## Material supplied
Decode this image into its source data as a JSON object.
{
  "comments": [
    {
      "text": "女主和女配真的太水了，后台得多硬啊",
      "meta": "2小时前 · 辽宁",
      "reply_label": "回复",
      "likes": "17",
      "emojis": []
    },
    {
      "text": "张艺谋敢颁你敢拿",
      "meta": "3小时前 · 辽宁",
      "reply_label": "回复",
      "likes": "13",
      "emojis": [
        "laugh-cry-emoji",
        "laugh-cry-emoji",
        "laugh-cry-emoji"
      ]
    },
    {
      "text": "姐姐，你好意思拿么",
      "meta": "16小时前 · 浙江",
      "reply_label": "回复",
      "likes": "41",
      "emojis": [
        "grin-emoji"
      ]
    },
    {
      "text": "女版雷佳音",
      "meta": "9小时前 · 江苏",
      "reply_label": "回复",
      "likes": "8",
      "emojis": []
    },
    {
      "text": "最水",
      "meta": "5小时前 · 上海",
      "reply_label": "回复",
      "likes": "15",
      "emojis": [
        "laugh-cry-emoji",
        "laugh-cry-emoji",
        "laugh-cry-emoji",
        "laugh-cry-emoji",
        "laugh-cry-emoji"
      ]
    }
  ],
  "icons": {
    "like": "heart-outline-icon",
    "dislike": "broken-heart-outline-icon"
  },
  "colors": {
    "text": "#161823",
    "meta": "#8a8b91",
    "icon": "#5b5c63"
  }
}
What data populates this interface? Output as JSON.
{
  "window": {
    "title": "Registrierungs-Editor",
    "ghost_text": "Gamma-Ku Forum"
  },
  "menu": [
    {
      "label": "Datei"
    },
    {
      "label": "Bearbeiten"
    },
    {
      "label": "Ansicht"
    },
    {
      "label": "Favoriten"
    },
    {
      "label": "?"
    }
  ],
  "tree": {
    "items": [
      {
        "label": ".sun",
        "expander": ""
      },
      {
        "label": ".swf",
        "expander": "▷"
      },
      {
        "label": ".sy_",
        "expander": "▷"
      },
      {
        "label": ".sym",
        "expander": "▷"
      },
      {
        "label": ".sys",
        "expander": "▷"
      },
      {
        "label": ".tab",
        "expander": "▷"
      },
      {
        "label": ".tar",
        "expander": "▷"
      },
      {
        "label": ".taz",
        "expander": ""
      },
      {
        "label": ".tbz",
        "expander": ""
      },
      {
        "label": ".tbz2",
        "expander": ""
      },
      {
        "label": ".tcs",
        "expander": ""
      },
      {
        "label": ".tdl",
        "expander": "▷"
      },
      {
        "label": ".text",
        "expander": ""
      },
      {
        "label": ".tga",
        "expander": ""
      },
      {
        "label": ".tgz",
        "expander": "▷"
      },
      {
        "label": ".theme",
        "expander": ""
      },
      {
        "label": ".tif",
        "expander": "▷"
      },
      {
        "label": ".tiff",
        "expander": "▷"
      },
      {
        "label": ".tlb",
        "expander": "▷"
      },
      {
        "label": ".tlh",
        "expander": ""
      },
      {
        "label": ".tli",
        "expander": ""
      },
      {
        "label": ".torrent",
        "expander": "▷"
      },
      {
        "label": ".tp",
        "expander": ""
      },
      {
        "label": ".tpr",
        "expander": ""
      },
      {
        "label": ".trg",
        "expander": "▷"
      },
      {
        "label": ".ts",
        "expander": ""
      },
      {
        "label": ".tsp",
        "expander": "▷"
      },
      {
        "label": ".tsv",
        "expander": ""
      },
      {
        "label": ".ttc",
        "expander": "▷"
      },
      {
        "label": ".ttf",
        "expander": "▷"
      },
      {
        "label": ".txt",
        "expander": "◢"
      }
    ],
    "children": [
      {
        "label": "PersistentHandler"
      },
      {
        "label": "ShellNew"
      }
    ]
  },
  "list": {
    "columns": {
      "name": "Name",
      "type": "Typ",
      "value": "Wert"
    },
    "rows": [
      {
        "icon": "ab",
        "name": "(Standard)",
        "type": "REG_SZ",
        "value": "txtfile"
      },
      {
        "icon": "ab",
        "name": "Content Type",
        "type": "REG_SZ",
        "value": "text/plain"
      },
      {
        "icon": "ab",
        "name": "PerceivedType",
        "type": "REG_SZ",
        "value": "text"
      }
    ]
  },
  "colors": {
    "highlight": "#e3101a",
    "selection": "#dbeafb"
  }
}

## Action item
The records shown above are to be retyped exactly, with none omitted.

## Result of the exercise
Decode this image into its source data as a JSON object.
{
  "comments": [
    {
      "text": "女主和女配真的太水了，后台得多硬啊",
      "meta": "2小时前 · 辽宁",
      "reply_label": "回复",
      "likes": "17",
      "emojis": []
    },
    {
      "text": "张艺谋敢颁你敢拿",
      "meta": "3小时前 · 辽宁",
      "reply_label": "回复",
      "likes": "13",
      "emojis": [
        "laugh-cry-emoji",
        "laugh-cry-emoji",
        "laugh-cry-emoji"
      ]
    },
    {
      "text": "姐姐，你好意思拿么",
      "meta": "16小时前 · 浙江",
      "reply_label": "回复",
      "likes": "41",
      "emojis": [
        "grin-emoji"
      ]
    },
    {
      "text": "女版雷佳音",
      "meta": "9小时前 · 江苏",
      "reply_label": "回复",
      "likes": "8",
      "emojis": []
    },
    {
      "text": "最水",
      "meta": "5小时前 · 上海",
      "reply_label": "回复",
      "likes": "15",
      "emojis": [
        "laugh-cry-emoji",
        "laugh-cry-emoji",
        "laugh-cry-emoji",
        "laugh-cry-emoji",
        "laugh-cry-emoji"
      ]
    }
  ],
  "icons": {
    "like": "heart-outline-icon",
    "dislike": "broken-heart-outline-icon"
  },
  "colors": {
    "text": "#161823",
    "meta": "#8a8b91",
    "icon": "#5b5c63"
  }
}
What data populates this interface? Output as JSON.
{
  "window": {
    "title": "Registrierungs-Editor",
    "ghost_text": "Gamma-Ku Forum"
  },
  "menu": [
    {
      "label": "Datei"
    },
    {
      "label": "Bearbeiten"
    },
    {
      "label": "Ansicht"
    },
    {
      "label": "Favoriten"
    },
    {
      "label": "?"
    }
  ],
  "tree": {
    "items": [
      {
        "label": ".sun",
        "expander": ""
      },
      {
        "label": ".swf",
        "expander": "▷"
      },
      {
        "label": ".sy_",
        "expander": "▷"
      },
      {
        "label": ".sym",
        "expander": "▷"
      },
      {
        "label": ".sys",
        "expander": "▷"
      },
      {
        "label": ".tab",
        "expander": "▷"
      },
      {
        "label": ".tar",
        "expander": "▷"
      },
      {
        "label": ".taz",
        "expander": ""
      },
      {
        "label": ".tbz",
        "expander": ""
      },
      {
        "label": ".tbz2",
        "expander": ""
      },
      {
        "label": ".tcs",
        "expander": ""
      },
      {
        "label": ".tdl",
        "expander": "▷"
      },
      {
        "label": ".text",
        "expander": ""
      },
      {
        "label": ".tga",
        "expander": ""
      },
      {
        "label": ".tgz",
        "expander": "▷"
      },
      {
        "label": ".theme",
        "expander": ""
      },
      {
        "label": ".tif",
        "expander": "▷"
      },
      {
        "label": ".tiff",
        "expander": "▷"
      },
      {
        "label": ".tlb",
        "expander": "▷"
      },
      {
        "label": ".tlh",
        "expander": ""
      },
      {
        "label": ".tli",
        "expander": ""
      },
      {
        "label": ".torrent",
        "expander": "▷"
      },
      {
        "label": ".tp",
        "expander": ""
      },
      {
        "label": ".tpr",
        "expander": ""
      },
      {
        "label": ".trg",
        "expander": "▷"
      },
      {
        "label": ".ts",
        "expander": ""
      },
      {
        "label": ".tsp",
        "expander": "▷"
      },
      {
        "label": ".tsv",
        "expander": ""
      },
      {
        "label": ".ttc",
        "expander": "▷"
      },
      {
        "label": ".ttf",
        "expander": "▷"
      },
      {
        "label": ".txt",
        "expander": "◢"
      }
    ],
    "children": [
      {
        "label": "PersistentHandler"
      },
      {
        "label": "ShellNew"
      }
    ]
  },
  "list": {
    "columns": {
      "name": "Name",
      "type": "Typ",
      "value": "Wert"
    },
    "rows": [
      {
        "icon": "ab",
        "name": "(Standard)",
        "type": "REG_SZ",
        "value": "txtfile"
      },
      {
        "icon": "ab",
        "name": "Content Type",
        "type": "REG_SZ",
        "value": "text/plain"
      },
      {
        "icon": "ab",
        "name": "PerceivedType",
        "type": "REG_SZ",
        "value": "text"
      }
    ]
  },
  "colors": {
    "highlight": "#e3101a",
    "selection": "#dbeafb"
  }
}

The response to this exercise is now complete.